In the little town, with its riverside gardens, the big attraction is the mostly steam-hauled Llangollen Railway. My husband relives his childhood by standing in the steam on the bridge as huge engines puff underneath. Berwyn, a couple of miles up the track and reached via the canal path, is one of the photogenic halts. Below us, on the Dee, excited youngsters in tyre-like rafts swirl down rapids.

Llangollen is surrounded by walking trails. The Offa’s Dyke path is just on the other side of Dinas Brân. Ten minutes away at Chirk we have great fun edging – torch in hand – through the quarter-mile-long Darkie Tunnel beyond Chirk Aqueduct, yet another of Telford’s creations. There’s just enough space for our walkway and a single narrowboat.

Taking the opportunity to disembark for a while, we explore Chirk Castle and the Jubilee Tower. There’s not a lot left of the latter built to mark the golden jubilee of ‘mad’ King George III, 1,818ft (554m) up on top of Moel Famau.

Again it’s the views that have lured us up to the highest point of the Clwydian Range AONB (Area Of Outstanding Natural Beauty). We’d been told that we’d be able to see Blackpool Tower from up here, but it’s too hazy. Our consolation prize is the spread of the Snowdonia mountains to the west. Across the heather-covered hills, is a chain of Iron Age hill forts. Beyond The Wirral the iconic Royal Liver Building on Liverpool’s waterfront is clearly visible.

Other walks take us up the Ceiriog Valley from Chirk, a place that Second World War prime minister David Lloyd George called “a little piece of heaven fallen to earth”. We’re only a few miles from one of the main tourist routes into North Wales, yet it feels incredibly peaceful and undisturbed.

We experience different facets of the area by staying in three locations around Llangollen.
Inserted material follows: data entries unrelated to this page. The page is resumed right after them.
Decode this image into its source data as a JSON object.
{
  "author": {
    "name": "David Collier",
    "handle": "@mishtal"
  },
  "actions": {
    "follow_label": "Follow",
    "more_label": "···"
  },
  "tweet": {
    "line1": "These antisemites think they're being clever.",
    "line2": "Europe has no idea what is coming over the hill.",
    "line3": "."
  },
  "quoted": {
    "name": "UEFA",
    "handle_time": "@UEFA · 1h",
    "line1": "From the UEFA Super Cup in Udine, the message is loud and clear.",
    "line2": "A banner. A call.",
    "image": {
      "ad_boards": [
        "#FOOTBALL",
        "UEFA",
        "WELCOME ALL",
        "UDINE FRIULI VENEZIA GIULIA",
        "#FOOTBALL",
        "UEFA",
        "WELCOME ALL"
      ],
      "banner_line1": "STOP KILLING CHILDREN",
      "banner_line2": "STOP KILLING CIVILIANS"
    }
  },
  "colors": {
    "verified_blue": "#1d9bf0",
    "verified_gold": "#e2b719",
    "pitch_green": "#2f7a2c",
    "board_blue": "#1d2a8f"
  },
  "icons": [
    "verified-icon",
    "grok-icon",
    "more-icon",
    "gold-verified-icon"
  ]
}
At Abbey Farm and Ty Canol Caravan Park, where you can stay in your own tent, caravan or motorhome or rent a cottage or a camping pod, we’ve watched the last rays of the sun glint off the rose window of Valle Crucis Abbey just yards from our pitch. Wern Isaf Farm is also 
in the shadows of Castell Dinas Brân, with unobstructed views across the valley. You can turn up in your own unit or hire a static caravan. The farm’s website rightly enthuses “almost everything you could possibly want to do from a campsite can be done from here”. There’s also loads of inspiration for places to explore in Geufron Hall’s sitting room.

That’s if you can tear your eyes away from that view.

Getting there

Abbey Farm and Ty Canol Caravan Park also has three self catering cottages for rent all year round. www.abbeyfarmcaravans.co.uk/ 01978 861 297.

Wern Isaf Farm. www.wernisaf.co.uk/ 01978 860632.

Chirk Castle. www.nationaltrust.org.uk/ 01691 777701.

Horse Drawn Boats. A 45 trip is £6.50 adults, £3.50 children, family ticket £17. www.horsedrawnboats.co.uk/ 01978 860 702

Geufron Hall Boo-tique B&B prices per room per night from £50 in low season (September–March) and £60 in high season (April–August). Helen stayed in Eglwyseg, a superior double room priced at £120 per night, including breakfast. www.geufronhall.co.uk/ 01978 860676.

Information about all attractions, including walking in the Clwydian Range Area of Outstanding Natural Beauty, can be found at www.northwalesborderlands.co.uk